22. There is a theory that suggests Vikings originated in Azerbaijan. The disputed theory stems from an 800-year-old Icelandic saga that mentions the Norse god Odin migrated to Scandinavia from an eastern land called “As-hov” or Aser” which has been interpreted as Azer-baijan. Local petroglyphs also depict ships similar to the longboats used by Vikings but it should be noted these pre-date Vikings.
– Source: National Geographic

23. Azerbaijan is home to the last Soviet-style collective farm. The Caucasus village of Ivanovka is the last kolkhoz a practice of socialised agriculture that is operated on state-owned land by peasants from a number of households who belonged to the collective
– Source: National Geographic

24. Azerbaijan is oil-rich. Its main exports are overwhelmingly oil and gas accounting for over 85% of its total exports.
– Source: BBC News, Observatory of Economic Complexity (OEC)

Mountains in Azerbaijan
Azerbaijan is a mountainous country (Shutterstock)

25. Azerbaijan has had one Nobel prize Winner. Lev Landau won the 1962 prize for physics when “he applied quantum theory to the movement of superfluid liquid helium.”
– Source: Nobel Prize

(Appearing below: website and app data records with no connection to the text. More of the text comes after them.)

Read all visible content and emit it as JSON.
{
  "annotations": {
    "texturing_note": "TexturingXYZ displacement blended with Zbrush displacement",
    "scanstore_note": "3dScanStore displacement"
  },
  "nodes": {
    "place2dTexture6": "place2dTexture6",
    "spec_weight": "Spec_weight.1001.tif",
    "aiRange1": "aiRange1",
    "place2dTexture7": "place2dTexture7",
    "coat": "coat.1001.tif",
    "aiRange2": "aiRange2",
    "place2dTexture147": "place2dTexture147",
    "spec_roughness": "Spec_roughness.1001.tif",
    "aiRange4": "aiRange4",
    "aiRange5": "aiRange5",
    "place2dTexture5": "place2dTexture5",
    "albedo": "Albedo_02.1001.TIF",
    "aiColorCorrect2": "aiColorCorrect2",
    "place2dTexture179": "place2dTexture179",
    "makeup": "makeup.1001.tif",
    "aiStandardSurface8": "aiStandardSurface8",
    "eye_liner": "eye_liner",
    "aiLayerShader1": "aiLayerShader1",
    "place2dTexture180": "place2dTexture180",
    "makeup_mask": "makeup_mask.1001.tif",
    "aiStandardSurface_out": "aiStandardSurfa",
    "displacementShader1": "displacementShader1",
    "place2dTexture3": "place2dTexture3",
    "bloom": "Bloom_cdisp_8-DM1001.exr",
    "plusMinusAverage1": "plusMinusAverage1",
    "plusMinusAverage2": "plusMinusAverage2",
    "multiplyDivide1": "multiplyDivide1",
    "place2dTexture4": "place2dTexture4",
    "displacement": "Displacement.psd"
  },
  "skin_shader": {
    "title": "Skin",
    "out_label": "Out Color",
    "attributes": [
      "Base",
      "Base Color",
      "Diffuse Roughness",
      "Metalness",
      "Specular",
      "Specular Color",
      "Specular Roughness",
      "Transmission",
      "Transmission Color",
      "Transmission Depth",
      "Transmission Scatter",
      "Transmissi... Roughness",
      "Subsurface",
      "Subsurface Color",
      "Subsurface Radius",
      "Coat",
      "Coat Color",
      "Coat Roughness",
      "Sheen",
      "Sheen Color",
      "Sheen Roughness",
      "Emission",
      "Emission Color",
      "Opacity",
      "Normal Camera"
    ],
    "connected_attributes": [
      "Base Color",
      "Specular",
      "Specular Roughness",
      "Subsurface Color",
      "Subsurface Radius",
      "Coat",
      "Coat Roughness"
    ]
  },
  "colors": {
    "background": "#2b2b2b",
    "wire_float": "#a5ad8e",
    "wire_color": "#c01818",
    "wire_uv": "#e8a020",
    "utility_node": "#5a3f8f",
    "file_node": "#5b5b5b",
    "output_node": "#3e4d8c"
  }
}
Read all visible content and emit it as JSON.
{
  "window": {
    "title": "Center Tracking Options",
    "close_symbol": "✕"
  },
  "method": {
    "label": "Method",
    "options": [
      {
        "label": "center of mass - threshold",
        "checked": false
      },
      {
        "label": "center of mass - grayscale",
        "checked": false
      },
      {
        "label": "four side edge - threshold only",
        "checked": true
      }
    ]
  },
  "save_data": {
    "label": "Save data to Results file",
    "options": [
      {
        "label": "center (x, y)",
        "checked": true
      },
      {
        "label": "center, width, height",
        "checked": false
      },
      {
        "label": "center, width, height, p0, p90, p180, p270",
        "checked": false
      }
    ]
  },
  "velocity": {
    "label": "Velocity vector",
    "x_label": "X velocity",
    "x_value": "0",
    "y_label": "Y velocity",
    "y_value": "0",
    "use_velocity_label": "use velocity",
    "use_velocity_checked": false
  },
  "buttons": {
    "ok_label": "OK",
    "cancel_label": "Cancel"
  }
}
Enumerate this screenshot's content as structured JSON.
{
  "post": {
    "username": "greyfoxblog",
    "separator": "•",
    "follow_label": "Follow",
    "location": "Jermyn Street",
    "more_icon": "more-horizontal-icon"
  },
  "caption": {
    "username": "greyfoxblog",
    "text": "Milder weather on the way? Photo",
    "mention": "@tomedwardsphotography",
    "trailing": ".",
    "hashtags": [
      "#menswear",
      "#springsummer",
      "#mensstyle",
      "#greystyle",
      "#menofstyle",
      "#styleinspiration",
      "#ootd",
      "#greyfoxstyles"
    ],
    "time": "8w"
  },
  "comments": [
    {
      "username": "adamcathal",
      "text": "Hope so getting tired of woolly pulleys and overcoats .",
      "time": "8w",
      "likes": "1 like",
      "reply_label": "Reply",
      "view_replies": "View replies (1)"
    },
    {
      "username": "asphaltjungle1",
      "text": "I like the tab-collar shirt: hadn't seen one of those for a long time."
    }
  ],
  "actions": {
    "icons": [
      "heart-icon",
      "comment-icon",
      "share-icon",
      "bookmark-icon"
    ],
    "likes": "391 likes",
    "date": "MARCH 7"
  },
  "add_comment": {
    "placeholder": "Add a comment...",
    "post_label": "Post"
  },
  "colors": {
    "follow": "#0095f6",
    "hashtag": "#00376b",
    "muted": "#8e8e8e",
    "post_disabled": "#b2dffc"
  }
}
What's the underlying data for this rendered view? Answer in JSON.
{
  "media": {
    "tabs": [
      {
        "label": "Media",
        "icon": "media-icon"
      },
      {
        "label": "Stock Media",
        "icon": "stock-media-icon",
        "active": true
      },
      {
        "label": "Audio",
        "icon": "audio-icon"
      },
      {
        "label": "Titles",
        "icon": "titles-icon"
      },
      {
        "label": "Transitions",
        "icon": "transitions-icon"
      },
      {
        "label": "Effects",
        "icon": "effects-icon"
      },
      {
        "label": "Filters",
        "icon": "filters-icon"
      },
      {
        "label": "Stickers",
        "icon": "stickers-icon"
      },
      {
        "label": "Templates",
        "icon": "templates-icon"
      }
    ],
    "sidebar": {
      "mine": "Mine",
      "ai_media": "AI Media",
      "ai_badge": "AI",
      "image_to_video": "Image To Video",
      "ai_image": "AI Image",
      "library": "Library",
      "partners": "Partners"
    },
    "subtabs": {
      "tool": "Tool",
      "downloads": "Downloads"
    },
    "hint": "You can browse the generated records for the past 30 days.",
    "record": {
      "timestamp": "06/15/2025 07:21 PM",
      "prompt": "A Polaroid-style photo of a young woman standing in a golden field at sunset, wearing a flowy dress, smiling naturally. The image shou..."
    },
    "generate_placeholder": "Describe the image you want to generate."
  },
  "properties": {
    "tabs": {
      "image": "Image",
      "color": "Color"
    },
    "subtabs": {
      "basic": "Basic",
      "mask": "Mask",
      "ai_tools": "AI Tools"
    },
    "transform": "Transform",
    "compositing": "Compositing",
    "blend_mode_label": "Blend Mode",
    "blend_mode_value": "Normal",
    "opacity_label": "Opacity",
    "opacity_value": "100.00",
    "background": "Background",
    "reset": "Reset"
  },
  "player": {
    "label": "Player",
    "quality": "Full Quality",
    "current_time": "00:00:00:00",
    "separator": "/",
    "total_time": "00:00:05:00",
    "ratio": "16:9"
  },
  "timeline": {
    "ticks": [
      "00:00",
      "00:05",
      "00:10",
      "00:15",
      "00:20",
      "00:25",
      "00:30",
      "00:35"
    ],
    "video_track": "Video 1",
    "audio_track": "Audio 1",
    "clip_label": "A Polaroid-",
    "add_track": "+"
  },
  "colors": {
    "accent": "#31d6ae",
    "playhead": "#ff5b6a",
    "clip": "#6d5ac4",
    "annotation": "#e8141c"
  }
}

Every effort has been made to verify these facts about Azerbaijan using primary sources. However, if you find an error or have any questions, please contact us.